Flavoring The Buttercream
Adding flavor to this buttercream is easy, as long as you are not adding too much liquid. You can add about 4 oz (118 ml) of liquid, or half a cup, before it might start to break down. Extracts are great, and so is reduced fruit juice, jam, cocoa powder... there are tons of possibilities!
If you want to stick to vanilla, just add about 2 Tablespoons for this amount of buttercream, and rewhip.
Storing the Buttercream
My favorite way to store this buttercream is in the refrigerator or freezer in a quart-size zip top bag. I usually measure out about a 9-10 oz (~275 g) portion for each bag and use four bags. Then I flatten the buttercream out into a square, filling the bag.
Why do I do this? For a couple of reasons, the first being that this is the perfect amount of buttercream to fill one batch of my macarons! The second reason is that flattening the buttercream out makes it so much easier to defrost and to bring it to room temperature when you want to use it.
This buttercream will keep in the freezer for about two months, or the refrigerator for 2-3 weeks.
Other Recipes You Might Like
- I used this buttercream, flavored with lemon, to frost this Lemon Layer Cake
- Try these classic Brown Butter Chocolate Chunk cookies
- You can top these Chewy Butterscotch Cookies with buttercream instead of melted butterscotch bits

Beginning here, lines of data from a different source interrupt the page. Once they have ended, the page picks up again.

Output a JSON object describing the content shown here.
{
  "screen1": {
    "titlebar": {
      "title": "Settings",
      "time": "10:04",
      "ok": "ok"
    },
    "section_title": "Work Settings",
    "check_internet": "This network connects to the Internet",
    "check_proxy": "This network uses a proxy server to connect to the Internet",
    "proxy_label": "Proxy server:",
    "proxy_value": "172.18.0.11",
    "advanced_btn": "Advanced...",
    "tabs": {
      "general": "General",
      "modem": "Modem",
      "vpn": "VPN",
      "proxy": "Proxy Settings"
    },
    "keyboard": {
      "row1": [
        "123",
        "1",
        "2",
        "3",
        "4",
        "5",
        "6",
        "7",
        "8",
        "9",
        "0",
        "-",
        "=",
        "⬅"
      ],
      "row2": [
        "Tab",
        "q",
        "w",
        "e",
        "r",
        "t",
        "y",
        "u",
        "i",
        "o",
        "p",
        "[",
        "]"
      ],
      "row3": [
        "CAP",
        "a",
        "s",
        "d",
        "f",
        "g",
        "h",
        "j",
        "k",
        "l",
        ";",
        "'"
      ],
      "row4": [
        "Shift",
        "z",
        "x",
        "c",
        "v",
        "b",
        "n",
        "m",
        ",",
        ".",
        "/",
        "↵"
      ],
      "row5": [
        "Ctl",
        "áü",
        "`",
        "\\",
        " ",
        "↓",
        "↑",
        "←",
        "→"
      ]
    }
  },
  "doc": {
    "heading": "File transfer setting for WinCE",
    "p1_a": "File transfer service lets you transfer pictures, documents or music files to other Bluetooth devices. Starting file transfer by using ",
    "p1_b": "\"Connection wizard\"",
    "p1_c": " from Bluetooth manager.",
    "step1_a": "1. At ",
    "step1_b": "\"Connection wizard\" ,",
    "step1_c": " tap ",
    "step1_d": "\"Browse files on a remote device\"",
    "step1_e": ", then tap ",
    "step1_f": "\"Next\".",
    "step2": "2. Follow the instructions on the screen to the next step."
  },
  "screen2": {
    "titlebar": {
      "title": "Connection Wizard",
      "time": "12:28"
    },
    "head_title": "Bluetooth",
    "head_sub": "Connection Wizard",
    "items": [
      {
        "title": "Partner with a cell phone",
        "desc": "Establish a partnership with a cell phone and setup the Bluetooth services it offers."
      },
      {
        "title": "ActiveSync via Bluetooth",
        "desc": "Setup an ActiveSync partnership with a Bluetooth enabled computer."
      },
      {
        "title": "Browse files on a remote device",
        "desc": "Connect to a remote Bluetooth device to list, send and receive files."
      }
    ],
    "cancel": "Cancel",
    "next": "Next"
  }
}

Did You Try This Recipe?
I would love to hear from you! How did you like this recipe? I hope it has made your meringue-buttercream-making life easier!! Please leave a comment or star rating below and let me know your thoughts!
Easy Swiss Meringue Buttercream
- Stand mixer (recommended) or electric mixer
- Double boiler or a microwave safe bowl
- Shallow metal pan or bowl to cool down the syrup
- Kitchen scale
- 16 oz butter (4 sticks/2 cups)
- 1 oz light corn syrup or glucose syrup optional, helps syrup to not crystallize
- 8 oz egg whites preferably pasteurized from a carton
- 15 oz sugar
Soften the butter
- Take the butter out of the refrigerator and allow to soften to room temperature. This could take an hour or so, but you can also microwave it on a low power in 10-second bursts to speed it along.
Make the syrup
- Using a kitchen scale, weigh out the corn syrup, egg whites and sugar and combine them in a heatproof bowl.
- Either over a double boiler stirring constantly or in a microwave in 30-second bursts, heat the mixture. If using the microwave, stir well in between bursts.
- Stop heating the mixture when it reaches 160°F (71°C), or, if you are using pasteurized egg whites, whenever the sugar is fully dissolved and there is no grittiness at all.
- Cool the syrup by pouring it into a shallow metal pan or bowl. Cover, and either place it in the refrigerator or let it cool on the countertop. Continue checking the temperature about every 15 minutes until it reaches room temperature.
Create the buttercream
- Place the room temperature butter into the bowl of a stand mixer fitted with the beater paddle attachment. Whip for at least 3 and up to 5 minutes, until very light in color and fluffy.
- Add the egg white syrup in three portions, beating well after each addition.
- At this point, your buttercream is done, but you can add food coloring and any flavors at this point. For vanilla flavor, add 2 Tablespoons of extract and beat well.
- You can pre-make the syrup and store it in the refrigerator for 2 weeks or the freezer for a month.
- You can store the finished buttercream in the refrigerator for 2-3 weeks, or the freezer for about 2 months.